**Task brief**
Please figure out how many lines in the material contain "JSON", and give only that number.

╭─ Records to process

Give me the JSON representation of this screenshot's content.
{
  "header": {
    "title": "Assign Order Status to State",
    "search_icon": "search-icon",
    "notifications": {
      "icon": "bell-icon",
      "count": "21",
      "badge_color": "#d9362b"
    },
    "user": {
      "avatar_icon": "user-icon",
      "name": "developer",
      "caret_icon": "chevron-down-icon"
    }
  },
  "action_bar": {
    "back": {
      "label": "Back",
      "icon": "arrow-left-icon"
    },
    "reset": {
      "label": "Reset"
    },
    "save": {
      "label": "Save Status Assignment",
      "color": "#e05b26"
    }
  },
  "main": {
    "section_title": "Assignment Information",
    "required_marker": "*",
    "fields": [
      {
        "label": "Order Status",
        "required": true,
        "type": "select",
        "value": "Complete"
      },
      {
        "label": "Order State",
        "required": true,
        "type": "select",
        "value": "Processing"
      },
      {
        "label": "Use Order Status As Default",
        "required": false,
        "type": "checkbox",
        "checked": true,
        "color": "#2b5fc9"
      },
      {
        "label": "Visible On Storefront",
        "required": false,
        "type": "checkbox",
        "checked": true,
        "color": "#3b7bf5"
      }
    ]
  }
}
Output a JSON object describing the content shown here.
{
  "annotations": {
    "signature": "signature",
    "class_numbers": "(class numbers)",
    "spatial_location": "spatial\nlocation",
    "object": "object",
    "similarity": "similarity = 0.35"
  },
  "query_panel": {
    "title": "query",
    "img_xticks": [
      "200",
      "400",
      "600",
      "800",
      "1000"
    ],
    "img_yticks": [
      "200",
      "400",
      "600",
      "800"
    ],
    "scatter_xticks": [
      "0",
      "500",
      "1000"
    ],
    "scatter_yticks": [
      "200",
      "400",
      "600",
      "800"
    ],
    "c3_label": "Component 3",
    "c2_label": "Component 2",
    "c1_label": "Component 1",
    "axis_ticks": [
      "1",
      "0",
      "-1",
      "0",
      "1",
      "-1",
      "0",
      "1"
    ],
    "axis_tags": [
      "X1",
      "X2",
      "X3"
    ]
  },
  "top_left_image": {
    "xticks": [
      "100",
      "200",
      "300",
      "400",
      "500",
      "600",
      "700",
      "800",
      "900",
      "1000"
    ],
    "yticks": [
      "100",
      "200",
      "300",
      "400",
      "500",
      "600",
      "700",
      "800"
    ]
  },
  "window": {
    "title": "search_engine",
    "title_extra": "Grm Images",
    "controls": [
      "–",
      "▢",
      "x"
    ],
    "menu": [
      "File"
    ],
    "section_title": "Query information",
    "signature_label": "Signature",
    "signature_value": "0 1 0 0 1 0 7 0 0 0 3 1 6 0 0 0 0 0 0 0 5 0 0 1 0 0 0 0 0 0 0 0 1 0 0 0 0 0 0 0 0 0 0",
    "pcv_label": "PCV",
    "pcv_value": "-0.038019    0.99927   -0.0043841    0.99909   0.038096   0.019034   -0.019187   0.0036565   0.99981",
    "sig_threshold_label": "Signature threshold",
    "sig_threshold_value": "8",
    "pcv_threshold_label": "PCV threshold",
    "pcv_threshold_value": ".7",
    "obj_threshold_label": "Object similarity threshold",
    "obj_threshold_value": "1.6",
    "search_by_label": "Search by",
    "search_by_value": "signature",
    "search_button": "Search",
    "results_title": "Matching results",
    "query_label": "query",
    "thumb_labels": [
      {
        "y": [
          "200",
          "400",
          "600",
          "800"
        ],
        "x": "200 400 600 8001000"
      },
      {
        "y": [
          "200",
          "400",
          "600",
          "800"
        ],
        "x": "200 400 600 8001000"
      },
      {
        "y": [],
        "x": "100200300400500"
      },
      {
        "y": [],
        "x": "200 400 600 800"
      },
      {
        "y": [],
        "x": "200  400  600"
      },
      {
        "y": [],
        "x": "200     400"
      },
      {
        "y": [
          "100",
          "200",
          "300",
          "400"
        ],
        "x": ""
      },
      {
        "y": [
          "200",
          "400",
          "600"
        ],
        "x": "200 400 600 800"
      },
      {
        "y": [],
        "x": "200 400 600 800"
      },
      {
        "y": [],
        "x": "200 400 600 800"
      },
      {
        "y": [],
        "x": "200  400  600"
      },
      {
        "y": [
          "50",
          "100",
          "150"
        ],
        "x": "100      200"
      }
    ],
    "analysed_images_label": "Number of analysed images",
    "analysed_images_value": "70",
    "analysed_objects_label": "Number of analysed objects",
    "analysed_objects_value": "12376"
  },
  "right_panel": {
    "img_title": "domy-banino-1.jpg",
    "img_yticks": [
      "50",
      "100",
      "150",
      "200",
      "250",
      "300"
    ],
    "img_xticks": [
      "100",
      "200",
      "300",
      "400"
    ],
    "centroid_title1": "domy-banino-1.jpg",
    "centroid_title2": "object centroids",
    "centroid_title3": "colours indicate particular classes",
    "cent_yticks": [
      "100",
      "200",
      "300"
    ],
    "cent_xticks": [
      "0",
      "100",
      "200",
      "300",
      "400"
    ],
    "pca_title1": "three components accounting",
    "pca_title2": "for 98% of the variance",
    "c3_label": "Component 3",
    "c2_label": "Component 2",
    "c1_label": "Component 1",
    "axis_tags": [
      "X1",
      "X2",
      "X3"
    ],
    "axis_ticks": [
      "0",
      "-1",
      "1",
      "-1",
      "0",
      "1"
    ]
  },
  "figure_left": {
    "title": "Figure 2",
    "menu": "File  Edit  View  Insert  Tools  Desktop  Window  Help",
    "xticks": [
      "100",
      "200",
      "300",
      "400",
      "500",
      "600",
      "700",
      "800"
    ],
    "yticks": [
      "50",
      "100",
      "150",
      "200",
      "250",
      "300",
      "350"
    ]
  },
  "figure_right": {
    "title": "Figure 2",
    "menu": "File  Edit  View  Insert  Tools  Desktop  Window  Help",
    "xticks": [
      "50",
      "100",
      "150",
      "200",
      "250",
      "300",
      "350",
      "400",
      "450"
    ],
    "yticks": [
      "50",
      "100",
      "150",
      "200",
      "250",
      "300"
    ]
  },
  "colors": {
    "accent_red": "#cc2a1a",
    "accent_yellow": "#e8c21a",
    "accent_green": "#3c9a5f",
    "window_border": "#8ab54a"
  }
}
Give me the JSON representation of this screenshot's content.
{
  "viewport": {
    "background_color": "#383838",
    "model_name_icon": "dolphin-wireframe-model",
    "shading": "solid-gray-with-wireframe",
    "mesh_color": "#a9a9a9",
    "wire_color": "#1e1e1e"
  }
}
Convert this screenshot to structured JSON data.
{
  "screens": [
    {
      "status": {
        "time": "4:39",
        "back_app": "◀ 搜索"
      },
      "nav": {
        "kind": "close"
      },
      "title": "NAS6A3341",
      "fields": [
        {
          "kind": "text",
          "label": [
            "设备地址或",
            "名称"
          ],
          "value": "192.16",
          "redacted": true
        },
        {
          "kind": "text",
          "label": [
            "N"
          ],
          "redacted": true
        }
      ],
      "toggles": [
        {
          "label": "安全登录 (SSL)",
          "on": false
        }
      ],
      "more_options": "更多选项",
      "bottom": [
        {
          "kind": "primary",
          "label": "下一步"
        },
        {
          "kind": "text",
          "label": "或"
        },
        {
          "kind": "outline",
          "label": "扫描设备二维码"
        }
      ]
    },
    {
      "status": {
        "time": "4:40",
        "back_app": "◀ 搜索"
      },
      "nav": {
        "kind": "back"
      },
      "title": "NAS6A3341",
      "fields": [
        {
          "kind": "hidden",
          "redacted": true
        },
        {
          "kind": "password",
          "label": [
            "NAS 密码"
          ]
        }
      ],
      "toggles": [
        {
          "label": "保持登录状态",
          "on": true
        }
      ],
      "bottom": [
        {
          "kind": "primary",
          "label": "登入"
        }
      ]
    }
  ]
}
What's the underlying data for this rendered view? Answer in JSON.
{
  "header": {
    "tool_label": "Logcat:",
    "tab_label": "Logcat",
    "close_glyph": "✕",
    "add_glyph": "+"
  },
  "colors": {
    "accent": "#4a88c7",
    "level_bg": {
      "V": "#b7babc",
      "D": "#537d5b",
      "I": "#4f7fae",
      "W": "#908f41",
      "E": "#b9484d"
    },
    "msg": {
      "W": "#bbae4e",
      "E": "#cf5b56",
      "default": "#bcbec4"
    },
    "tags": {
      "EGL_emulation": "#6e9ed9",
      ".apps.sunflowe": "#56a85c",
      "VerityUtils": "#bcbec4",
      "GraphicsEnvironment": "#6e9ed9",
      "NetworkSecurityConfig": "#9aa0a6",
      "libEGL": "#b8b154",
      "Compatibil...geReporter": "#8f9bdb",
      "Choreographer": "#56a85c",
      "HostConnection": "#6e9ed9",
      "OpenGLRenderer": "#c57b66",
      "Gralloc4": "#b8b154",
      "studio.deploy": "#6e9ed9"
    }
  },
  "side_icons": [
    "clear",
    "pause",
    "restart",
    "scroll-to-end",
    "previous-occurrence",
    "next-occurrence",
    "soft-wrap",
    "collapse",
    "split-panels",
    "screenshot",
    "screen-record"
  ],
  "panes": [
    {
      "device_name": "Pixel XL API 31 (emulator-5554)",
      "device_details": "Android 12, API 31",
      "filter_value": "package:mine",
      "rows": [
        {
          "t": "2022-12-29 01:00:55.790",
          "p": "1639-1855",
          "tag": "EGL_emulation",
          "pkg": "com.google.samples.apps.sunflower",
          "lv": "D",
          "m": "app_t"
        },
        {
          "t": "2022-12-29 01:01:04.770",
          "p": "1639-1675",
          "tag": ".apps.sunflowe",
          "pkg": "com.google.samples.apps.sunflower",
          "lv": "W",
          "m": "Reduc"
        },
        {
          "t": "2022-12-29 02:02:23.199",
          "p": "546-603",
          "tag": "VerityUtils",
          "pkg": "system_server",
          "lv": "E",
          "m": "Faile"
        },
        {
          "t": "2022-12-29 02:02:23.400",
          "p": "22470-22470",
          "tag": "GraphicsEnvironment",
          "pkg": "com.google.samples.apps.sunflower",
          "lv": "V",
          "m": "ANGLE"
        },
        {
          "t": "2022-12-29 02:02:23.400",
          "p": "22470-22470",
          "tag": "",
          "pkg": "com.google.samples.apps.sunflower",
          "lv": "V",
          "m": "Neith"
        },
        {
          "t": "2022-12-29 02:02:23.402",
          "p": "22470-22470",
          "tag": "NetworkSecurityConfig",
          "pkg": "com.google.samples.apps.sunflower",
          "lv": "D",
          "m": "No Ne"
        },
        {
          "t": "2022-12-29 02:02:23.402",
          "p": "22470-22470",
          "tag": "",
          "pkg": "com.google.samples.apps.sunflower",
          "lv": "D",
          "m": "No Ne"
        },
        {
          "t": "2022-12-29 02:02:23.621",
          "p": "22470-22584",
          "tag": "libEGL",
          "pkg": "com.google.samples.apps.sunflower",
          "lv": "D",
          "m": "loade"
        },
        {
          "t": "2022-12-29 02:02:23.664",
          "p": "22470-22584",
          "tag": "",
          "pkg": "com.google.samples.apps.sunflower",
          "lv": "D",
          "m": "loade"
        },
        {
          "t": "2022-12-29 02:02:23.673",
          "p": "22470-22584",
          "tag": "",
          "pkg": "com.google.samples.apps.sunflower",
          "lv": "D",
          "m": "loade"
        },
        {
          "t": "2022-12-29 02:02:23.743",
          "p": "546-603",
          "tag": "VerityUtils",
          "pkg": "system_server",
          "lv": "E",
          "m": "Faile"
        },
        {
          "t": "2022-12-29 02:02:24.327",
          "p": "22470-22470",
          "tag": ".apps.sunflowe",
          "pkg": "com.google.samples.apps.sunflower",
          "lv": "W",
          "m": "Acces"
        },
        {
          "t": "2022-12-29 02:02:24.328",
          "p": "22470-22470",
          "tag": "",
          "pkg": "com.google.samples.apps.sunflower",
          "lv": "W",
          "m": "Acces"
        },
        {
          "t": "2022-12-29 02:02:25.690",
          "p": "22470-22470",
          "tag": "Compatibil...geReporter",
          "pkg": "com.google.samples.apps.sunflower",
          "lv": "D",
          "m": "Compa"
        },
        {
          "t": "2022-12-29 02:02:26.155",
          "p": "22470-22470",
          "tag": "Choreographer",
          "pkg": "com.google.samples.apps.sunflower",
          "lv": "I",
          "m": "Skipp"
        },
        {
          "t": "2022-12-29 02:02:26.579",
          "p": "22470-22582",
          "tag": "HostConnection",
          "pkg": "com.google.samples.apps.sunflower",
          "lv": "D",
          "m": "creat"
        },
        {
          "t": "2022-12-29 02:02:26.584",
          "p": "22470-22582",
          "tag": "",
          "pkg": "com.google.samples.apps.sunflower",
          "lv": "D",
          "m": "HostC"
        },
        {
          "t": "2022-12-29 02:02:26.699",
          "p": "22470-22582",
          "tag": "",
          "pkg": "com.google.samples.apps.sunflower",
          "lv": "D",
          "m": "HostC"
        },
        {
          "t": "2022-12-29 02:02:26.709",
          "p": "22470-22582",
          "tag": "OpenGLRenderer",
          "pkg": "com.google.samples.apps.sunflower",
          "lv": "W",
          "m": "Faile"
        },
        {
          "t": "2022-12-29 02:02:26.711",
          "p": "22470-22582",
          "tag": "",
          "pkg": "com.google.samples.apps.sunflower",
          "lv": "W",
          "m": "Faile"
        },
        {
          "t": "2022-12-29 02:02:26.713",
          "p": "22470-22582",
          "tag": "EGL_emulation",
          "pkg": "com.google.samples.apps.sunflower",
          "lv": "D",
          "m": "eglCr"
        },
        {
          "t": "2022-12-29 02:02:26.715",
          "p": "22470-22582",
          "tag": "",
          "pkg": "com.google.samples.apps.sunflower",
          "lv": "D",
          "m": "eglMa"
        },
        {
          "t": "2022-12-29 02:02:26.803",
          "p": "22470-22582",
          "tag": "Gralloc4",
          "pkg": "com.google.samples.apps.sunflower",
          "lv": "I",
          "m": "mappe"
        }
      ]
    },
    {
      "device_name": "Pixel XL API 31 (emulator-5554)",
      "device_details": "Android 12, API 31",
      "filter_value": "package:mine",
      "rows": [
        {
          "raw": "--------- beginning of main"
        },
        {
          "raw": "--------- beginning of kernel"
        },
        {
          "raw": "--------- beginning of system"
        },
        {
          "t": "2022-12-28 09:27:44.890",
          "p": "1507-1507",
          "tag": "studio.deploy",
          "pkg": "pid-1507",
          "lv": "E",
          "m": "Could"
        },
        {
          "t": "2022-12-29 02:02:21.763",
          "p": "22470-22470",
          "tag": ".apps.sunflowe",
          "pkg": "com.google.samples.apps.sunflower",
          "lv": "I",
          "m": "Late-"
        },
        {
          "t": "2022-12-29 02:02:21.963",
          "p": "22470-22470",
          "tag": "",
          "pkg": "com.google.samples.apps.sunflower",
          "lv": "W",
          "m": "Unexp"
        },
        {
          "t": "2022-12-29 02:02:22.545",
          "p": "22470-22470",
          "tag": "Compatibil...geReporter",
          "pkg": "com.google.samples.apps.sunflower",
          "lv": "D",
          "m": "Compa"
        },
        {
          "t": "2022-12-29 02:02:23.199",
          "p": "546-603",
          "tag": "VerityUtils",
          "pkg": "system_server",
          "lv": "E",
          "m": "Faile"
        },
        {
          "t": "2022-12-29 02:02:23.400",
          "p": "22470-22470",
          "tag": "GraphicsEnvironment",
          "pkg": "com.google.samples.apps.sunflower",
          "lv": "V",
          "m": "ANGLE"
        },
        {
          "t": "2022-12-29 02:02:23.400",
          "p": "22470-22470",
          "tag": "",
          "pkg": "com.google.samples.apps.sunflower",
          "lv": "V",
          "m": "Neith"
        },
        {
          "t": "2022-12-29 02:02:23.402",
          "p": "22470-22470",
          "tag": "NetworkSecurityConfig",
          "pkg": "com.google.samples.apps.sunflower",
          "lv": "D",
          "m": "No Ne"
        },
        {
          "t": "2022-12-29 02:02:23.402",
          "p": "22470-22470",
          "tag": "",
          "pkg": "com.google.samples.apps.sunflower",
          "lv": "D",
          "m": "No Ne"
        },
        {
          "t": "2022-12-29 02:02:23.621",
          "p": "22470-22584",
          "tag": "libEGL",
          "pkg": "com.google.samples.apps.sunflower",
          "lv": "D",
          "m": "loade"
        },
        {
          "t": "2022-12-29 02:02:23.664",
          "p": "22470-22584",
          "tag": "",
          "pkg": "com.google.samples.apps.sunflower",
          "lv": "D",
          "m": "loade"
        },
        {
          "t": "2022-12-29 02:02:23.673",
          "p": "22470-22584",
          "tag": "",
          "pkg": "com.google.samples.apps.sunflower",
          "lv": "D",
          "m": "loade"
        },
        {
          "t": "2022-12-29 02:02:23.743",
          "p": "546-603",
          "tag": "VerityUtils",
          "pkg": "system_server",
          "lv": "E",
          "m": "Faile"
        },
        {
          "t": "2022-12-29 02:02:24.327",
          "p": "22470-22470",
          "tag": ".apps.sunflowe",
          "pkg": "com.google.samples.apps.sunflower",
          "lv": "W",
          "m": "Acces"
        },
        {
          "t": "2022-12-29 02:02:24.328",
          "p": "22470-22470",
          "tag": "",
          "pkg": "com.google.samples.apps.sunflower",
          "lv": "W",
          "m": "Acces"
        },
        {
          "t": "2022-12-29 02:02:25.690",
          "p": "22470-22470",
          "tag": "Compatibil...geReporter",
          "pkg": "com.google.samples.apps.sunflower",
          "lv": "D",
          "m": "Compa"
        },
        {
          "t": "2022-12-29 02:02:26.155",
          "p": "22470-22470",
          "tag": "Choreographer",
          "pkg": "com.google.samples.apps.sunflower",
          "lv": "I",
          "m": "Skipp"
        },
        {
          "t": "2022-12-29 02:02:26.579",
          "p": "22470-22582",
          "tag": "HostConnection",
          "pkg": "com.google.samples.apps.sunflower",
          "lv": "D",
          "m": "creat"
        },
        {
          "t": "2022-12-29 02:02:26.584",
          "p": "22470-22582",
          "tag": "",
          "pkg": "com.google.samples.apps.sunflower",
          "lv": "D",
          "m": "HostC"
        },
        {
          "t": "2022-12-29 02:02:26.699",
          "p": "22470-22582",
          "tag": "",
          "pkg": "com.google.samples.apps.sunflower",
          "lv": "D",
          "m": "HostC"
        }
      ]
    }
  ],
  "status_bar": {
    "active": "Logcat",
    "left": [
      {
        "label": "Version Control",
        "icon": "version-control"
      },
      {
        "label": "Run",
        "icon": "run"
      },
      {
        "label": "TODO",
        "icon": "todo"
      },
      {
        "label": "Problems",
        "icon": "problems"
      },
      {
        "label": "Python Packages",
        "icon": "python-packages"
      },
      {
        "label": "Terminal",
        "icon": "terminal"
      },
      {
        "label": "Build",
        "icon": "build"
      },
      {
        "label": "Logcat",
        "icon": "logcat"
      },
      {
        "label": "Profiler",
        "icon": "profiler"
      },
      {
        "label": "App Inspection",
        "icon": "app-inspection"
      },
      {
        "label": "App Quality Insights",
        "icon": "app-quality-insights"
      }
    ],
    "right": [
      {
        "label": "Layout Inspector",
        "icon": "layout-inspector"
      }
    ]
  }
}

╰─

**Worked solution**
5